*** Block opens ***
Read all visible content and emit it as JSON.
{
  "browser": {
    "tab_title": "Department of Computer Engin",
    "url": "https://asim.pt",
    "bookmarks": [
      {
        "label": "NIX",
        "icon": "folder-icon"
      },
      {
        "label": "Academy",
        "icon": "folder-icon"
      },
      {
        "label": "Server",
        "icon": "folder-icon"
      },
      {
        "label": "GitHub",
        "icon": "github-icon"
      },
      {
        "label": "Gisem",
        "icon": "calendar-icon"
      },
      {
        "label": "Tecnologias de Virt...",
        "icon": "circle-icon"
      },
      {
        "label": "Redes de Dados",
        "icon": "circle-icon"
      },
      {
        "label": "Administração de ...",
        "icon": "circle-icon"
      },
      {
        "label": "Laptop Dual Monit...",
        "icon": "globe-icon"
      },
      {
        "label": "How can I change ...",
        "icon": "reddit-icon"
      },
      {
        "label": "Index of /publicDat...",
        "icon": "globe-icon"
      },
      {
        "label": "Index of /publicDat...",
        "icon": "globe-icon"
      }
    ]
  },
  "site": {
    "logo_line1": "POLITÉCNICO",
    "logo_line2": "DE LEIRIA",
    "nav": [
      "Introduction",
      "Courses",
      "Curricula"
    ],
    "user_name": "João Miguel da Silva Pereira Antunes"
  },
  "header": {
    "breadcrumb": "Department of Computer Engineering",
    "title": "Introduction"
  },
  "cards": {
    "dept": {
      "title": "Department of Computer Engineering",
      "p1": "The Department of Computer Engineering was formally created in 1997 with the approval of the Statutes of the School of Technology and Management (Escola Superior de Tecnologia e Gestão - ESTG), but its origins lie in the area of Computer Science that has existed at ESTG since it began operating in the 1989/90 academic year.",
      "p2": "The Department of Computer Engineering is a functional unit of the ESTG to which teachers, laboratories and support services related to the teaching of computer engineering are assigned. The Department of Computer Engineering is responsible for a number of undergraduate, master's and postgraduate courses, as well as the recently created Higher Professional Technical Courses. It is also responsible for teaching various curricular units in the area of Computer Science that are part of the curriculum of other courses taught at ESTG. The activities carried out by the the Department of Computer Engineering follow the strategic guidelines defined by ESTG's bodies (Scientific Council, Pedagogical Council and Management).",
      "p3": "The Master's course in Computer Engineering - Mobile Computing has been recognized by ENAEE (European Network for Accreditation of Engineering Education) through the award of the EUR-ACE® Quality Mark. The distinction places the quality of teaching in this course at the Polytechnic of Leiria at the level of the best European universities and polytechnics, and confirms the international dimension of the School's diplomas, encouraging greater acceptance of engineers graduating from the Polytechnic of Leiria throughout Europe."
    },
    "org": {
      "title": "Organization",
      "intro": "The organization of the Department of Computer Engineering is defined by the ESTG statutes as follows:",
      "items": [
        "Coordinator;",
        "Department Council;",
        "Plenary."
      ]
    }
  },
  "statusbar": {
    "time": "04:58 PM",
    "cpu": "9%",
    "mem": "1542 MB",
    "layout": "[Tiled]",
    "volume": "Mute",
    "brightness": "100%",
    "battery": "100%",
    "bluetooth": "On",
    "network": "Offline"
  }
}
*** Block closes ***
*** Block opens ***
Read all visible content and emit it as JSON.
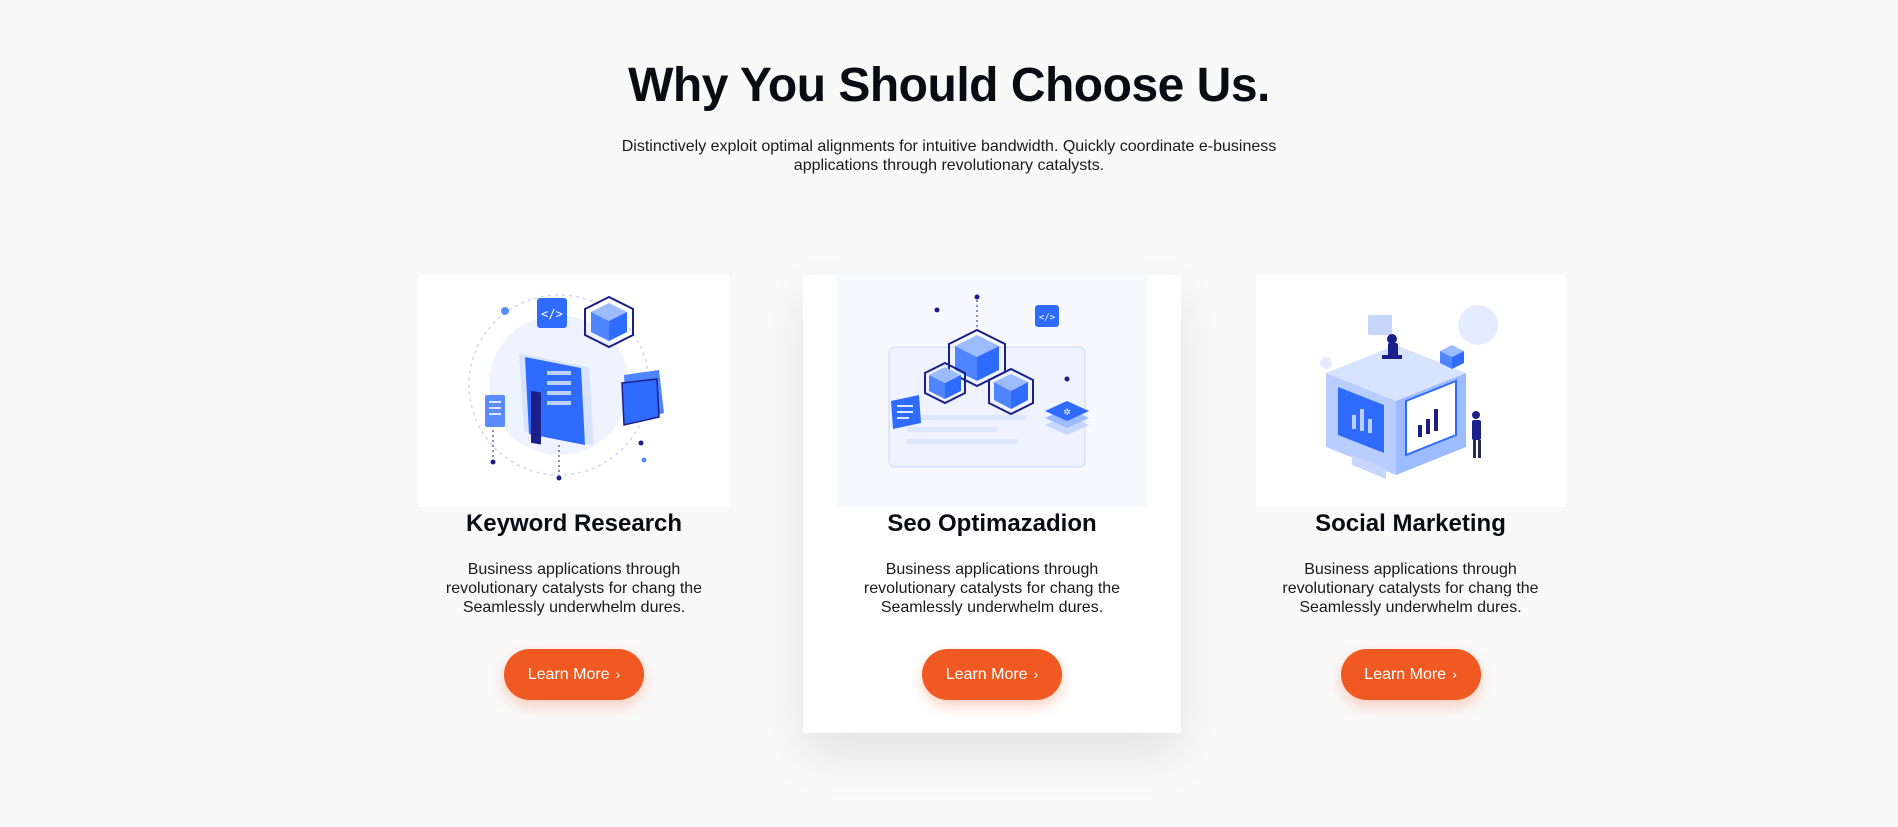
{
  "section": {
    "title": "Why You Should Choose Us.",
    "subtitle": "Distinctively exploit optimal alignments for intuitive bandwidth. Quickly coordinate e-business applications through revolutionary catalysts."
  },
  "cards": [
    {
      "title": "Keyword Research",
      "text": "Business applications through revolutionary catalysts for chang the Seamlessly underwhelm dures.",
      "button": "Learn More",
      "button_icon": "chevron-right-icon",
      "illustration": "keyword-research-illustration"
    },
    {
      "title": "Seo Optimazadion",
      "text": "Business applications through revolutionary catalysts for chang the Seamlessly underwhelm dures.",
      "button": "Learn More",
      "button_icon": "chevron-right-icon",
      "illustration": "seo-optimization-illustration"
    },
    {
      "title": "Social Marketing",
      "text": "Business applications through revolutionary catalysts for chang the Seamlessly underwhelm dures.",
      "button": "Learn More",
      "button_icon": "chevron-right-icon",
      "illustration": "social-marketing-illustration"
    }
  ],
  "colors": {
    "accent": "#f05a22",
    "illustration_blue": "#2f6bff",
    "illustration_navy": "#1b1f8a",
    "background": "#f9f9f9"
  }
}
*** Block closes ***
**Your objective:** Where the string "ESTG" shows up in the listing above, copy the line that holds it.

**Solved problem:**
      "p1": "The Department of Computer Engineering was formally created in 1997 with the approval of the Statutes of the School of Technology and Management (Escola Superior de Tecnologia e Gestão - ESTG), but its origins lie in the area of Computer Science that has existed at ESTG since it began operating in the 1989/90 academic year.",
      "p2": "The Department of Computer Engineering is a functional unit of the ESTG to which teachers, laboratories and support services related to the teaching of computer engineering are assigned. The Department of Computer Engineering is responsible for a number of undergraduate, master's and postgraduate courses, as well as the recently created Higher Professional Technical Courses. It is also responsible for teaching various curricular units in the area of Computer Science that are part of the curriculum of other courses taught at ESTG. The activities carried out by the the Department of Computer Engineering follow the strategic guidelines defined by ESTG's bodies (Scientific Council, Pedagogical Council and Management).",
      "intro": "The organization of the Department of Computer Engineering is defined by the ESTG statutes as follows:",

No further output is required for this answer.